## What you are asked to do
In the data below, locate each line with the word "Setting" and list it.
------ Supplied material
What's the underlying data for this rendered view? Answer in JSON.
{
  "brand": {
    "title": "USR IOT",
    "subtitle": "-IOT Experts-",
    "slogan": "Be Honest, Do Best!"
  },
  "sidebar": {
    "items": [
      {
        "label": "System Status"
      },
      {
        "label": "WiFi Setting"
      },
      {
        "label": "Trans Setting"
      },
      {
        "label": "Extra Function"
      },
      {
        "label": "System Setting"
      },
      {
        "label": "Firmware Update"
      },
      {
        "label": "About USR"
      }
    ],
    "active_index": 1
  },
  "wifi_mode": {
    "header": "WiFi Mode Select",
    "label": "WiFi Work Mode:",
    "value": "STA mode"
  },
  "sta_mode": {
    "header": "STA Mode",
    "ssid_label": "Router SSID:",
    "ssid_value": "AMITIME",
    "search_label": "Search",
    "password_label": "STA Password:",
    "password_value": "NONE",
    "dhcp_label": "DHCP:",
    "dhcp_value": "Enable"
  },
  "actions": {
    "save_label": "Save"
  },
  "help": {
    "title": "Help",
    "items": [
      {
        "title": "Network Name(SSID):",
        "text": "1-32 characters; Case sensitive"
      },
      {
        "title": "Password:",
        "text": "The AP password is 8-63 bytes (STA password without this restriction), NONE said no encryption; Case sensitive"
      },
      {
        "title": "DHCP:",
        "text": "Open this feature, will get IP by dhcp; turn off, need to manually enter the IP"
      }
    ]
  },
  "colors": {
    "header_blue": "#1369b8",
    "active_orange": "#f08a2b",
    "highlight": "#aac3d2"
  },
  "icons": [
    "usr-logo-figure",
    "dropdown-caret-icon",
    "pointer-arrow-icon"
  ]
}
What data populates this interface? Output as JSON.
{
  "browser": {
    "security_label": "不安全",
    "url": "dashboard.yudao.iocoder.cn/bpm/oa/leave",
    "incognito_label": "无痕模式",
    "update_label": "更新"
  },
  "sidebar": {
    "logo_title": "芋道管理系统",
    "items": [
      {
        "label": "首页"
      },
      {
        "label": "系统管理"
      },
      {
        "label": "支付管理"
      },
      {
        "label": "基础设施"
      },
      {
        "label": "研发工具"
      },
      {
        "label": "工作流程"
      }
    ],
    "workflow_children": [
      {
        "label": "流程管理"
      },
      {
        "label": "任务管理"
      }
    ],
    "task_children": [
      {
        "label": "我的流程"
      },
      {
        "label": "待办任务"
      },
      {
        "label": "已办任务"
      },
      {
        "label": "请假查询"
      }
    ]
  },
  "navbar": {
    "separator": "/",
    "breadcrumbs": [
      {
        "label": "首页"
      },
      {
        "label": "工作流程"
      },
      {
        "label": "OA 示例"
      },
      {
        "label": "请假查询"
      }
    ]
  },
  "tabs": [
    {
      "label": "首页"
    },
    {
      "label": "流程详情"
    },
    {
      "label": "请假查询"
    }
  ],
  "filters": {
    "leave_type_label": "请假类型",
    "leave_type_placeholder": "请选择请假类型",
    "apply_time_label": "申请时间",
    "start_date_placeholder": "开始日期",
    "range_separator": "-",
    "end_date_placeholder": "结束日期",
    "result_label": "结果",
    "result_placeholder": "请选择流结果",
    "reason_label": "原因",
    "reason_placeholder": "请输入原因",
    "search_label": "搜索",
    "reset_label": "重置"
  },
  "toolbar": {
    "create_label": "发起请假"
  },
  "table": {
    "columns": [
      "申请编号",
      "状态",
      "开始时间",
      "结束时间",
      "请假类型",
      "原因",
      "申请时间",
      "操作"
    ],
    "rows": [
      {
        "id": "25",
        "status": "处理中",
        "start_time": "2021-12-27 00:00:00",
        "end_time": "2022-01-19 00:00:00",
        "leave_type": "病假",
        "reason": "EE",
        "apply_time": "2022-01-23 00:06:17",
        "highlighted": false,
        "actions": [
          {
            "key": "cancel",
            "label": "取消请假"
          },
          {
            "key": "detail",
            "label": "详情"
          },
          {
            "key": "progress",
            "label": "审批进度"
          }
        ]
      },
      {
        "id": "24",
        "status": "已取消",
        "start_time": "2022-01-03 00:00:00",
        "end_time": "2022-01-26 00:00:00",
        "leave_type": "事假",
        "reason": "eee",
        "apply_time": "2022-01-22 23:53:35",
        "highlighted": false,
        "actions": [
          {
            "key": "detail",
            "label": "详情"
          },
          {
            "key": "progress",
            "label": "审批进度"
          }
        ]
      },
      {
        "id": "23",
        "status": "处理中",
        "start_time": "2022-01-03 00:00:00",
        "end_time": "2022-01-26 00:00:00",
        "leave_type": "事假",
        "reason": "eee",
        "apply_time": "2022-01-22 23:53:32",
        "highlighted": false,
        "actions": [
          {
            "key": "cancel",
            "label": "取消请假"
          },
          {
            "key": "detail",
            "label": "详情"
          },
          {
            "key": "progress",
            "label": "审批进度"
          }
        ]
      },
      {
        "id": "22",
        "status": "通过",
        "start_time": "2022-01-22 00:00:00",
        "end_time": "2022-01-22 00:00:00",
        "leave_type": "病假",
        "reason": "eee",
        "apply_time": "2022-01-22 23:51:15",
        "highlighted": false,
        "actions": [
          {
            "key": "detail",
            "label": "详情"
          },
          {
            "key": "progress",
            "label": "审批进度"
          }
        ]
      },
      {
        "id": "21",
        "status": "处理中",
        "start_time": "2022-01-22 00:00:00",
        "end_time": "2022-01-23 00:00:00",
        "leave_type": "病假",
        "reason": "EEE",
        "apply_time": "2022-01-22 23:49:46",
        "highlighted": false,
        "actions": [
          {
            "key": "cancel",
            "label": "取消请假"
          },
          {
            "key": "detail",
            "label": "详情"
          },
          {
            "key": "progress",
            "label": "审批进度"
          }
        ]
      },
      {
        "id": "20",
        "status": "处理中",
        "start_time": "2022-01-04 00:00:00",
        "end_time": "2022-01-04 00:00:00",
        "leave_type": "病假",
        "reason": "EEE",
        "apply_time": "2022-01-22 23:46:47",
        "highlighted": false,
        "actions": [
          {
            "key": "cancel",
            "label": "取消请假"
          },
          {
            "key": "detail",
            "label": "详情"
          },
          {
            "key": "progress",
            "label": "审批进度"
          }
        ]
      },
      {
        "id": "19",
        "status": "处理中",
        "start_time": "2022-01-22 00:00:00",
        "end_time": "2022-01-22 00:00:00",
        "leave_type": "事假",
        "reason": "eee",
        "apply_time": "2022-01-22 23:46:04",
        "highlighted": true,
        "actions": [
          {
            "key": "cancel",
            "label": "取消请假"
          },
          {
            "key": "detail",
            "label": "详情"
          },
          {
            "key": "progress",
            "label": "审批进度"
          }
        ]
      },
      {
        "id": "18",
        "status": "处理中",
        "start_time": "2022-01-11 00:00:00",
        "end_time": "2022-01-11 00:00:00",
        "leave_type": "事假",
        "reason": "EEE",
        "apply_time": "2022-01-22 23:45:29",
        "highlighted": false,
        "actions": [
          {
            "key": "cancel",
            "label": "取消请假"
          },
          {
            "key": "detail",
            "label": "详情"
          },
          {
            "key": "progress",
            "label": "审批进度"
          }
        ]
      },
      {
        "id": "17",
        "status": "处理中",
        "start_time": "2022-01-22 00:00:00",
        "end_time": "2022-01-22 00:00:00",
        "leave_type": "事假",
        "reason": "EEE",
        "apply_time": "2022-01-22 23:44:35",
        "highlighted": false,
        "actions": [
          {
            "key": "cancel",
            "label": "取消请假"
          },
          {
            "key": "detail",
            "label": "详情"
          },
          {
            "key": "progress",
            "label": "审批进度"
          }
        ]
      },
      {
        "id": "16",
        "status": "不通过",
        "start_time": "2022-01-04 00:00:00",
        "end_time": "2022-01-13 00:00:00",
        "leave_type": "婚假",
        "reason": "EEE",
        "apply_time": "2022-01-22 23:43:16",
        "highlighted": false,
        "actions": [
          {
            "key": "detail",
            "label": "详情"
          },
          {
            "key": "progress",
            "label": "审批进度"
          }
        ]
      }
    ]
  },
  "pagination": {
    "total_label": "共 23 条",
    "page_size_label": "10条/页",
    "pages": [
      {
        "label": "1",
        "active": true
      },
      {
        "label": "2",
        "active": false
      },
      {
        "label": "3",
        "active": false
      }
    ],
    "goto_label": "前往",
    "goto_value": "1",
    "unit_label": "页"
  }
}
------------
## Answer area
        "label": "WiFi Setting"
        "label": "Trans Setting"
        "label": "System Setting"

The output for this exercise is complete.